As for the story of Avatar, I wrote in a previous article about how people accuse Cameron of “ripping off” Pocahontas and Dances with Wolves, whereas Tarantino rips people off all the time and people call him a genius for it. But writers throughout history have used allusions and references to other sources, especially the Bible and Greek mythology. Well, as a fine student of film, Cameron knows the cinematic canon and his references are likely very intentional and well thought out.

I remember reading how he fired the first cinematographer on Titanic because the cinematographer wanted a faded sepia-toned look for the historical scenes on the Titanic. Cameron wanted it to be more colourful, to be like Oz and entering a fantasy world. Clearly, The Wizard of Oz is one of the allusions he is making in Avatar as well, since the world of the Na’vi is so very colourful. This is further proven by the Colonel’s first line, “You are not in Kansas anymore, you are on Pandora.” Pandora is of course an allusion to the Greek myth of Pandora’s Box.

In the above article, I also talked about his criticisms from the right, the left, the Church, anti-smoking groups and on and on. These criticisms are all misguided. They only reveal the critics’ own biased viewpoint, which has nothing to do with the quality of the film. The only criticism that has any validity is one that understands what the film does, rather than what the film doesn’t do and perhaps isn’t even trying to do. People are forever misunderstanding and under-appreciating art by not properly taking the time to consider the artists intent and judging it on that basis.
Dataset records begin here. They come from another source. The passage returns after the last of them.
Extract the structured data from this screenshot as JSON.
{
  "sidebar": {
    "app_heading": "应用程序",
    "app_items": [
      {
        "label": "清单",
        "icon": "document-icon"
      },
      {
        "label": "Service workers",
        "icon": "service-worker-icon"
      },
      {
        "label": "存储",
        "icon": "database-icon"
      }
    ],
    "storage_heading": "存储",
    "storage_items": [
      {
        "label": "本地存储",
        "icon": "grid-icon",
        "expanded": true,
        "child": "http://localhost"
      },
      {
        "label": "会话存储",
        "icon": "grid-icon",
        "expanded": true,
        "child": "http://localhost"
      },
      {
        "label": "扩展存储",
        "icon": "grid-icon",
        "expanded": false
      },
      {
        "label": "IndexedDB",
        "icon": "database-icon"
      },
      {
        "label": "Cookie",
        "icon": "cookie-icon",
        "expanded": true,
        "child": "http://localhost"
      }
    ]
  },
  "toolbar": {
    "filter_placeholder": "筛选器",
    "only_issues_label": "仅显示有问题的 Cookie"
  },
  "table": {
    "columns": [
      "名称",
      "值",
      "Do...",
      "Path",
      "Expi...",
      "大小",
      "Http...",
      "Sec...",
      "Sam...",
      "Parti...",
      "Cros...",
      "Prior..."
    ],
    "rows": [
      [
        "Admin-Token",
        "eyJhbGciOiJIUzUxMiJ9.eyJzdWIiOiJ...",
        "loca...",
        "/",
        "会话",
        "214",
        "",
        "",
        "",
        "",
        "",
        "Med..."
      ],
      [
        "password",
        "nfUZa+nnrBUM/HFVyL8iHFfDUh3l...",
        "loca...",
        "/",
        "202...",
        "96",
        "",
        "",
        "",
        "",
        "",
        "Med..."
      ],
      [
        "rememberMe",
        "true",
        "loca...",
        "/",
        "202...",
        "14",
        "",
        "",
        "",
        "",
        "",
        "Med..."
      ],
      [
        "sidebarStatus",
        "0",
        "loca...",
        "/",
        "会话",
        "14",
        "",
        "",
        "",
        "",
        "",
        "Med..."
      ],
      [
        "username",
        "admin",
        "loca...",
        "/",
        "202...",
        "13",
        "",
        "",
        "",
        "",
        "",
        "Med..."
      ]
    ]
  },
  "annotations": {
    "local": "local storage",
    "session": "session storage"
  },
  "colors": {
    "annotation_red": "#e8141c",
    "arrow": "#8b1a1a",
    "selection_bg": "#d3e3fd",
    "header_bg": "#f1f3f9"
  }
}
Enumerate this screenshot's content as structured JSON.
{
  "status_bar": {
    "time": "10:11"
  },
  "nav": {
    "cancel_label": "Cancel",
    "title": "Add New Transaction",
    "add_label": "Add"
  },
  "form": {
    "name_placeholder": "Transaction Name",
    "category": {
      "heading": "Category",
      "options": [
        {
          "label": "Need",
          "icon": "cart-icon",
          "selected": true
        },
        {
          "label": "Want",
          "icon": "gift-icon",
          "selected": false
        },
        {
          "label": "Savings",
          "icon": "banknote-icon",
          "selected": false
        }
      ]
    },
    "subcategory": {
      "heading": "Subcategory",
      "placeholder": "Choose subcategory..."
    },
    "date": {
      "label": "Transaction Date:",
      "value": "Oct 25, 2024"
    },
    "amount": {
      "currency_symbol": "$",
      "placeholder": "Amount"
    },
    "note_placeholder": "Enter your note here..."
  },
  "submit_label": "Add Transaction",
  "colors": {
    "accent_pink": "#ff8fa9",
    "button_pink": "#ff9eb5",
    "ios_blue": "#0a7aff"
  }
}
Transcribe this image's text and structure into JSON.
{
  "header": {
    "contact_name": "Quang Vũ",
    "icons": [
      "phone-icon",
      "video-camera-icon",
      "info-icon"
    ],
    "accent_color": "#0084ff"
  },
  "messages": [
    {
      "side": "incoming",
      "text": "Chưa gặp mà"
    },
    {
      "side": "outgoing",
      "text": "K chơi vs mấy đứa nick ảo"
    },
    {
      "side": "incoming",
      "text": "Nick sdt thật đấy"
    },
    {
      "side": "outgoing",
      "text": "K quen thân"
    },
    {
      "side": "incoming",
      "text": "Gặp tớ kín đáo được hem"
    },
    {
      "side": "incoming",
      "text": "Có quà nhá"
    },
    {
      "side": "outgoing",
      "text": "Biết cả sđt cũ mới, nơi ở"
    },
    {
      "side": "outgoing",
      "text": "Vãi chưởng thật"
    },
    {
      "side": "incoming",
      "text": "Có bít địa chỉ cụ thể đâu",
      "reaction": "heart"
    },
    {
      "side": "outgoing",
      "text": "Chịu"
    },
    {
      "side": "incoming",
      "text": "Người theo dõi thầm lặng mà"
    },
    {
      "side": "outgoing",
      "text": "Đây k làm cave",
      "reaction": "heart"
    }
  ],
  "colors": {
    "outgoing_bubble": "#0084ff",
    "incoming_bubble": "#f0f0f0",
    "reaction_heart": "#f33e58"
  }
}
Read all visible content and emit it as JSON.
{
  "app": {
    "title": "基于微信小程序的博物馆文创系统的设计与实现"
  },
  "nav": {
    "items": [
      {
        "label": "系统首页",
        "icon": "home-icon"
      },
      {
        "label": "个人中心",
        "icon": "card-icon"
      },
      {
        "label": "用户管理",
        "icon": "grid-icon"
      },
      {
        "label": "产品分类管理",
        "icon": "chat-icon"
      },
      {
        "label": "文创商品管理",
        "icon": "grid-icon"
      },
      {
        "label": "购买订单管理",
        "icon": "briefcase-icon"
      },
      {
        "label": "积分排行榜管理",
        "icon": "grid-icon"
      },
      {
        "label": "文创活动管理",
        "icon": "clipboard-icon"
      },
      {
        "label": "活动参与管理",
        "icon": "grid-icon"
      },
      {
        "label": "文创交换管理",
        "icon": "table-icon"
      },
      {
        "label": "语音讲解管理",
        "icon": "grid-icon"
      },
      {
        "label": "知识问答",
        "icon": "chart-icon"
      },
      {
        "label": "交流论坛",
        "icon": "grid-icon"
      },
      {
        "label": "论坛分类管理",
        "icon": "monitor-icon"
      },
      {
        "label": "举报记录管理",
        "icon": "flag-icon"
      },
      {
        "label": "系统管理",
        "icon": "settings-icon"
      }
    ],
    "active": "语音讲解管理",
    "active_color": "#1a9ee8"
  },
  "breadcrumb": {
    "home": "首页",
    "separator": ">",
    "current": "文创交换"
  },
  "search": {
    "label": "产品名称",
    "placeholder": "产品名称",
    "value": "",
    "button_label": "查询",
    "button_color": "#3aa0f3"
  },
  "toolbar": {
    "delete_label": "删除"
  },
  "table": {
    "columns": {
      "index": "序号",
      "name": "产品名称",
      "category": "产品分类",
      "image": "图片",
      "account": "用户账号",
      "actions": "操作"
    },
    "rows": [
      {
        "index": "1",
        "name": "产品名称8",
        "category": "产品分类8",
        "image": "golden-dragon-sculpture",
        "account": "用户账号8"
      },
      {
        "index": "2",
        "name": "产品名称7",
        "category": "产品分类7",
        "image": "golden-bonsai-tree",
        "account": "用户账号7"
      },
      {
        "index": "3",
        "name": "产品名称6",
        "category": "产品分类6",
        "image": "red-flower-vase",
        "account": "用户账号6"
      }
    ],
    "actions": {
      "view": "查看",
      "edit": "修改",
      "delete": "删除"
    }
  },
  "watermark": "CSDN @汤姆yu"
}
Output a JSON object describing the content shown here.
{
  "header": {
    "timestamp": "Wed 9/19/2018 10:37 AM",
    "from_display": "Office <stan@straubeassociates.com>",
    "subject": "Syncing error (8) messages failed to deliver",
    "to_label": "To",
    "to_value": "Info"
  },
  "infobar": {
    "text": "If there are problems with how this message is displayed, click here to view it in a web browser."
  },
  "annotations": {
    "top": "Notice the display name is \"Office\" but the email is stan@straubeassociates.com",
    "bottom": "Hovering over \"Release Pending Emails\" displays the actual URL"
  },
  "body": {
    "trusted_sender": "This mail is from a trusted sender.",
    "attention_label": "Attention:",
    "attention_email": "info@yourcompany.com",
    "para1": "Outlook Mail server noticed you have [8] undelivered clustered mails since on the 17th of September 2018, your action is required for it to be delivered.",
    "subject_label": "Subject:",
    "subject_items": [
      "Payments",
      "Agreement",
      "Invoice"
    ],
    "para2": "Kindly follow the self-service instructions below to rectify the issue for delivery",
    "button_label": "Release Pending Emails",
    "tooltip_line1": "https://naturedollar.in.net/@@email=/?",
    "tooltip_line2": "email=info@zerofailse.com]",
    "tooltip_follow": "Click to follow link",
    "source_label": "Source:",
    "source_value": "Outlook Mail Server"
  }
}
One criticism that I found particularly off-base was the accusation of racism. I don’t believe that it is the case. I understand the sensitivity to the “White Messiah” portrayal since Hollywood is so bad at having minorities as leads. But in this case with this movie, the races of the actors had to be the way they are. If they were reversed for example, then Cameron would end up saying that minorities are colonialists and white people are the victims. If even just Jake Sully were a minority and every other mercenary were white, then he’s already an outsider and that ruins the story – the point is that he’s one of them, and comes to realize that he’s on the wrong side. I defy anyone to adjust the story or the casting in a way that doesn’t create more problems than it solves.

And that’s the true test of any criticism – would it actually improve the film? One can find fault with even the greatest of masterpieces if you’re determined to look. But he knew what he was doing and successfully created a film that works on many levels and was also a huge hit. You really think you could do better?

1 comment:

  1. Very, very, very well thought-out and said. I appreciate the stance; not only do I think the criticism of the film has been harsh and misplaced, but as a struggling aspiring writer I get the sense of just how few people understand the craft. I started Robert McKee's 'Story' yesterday and it's already an insightful read.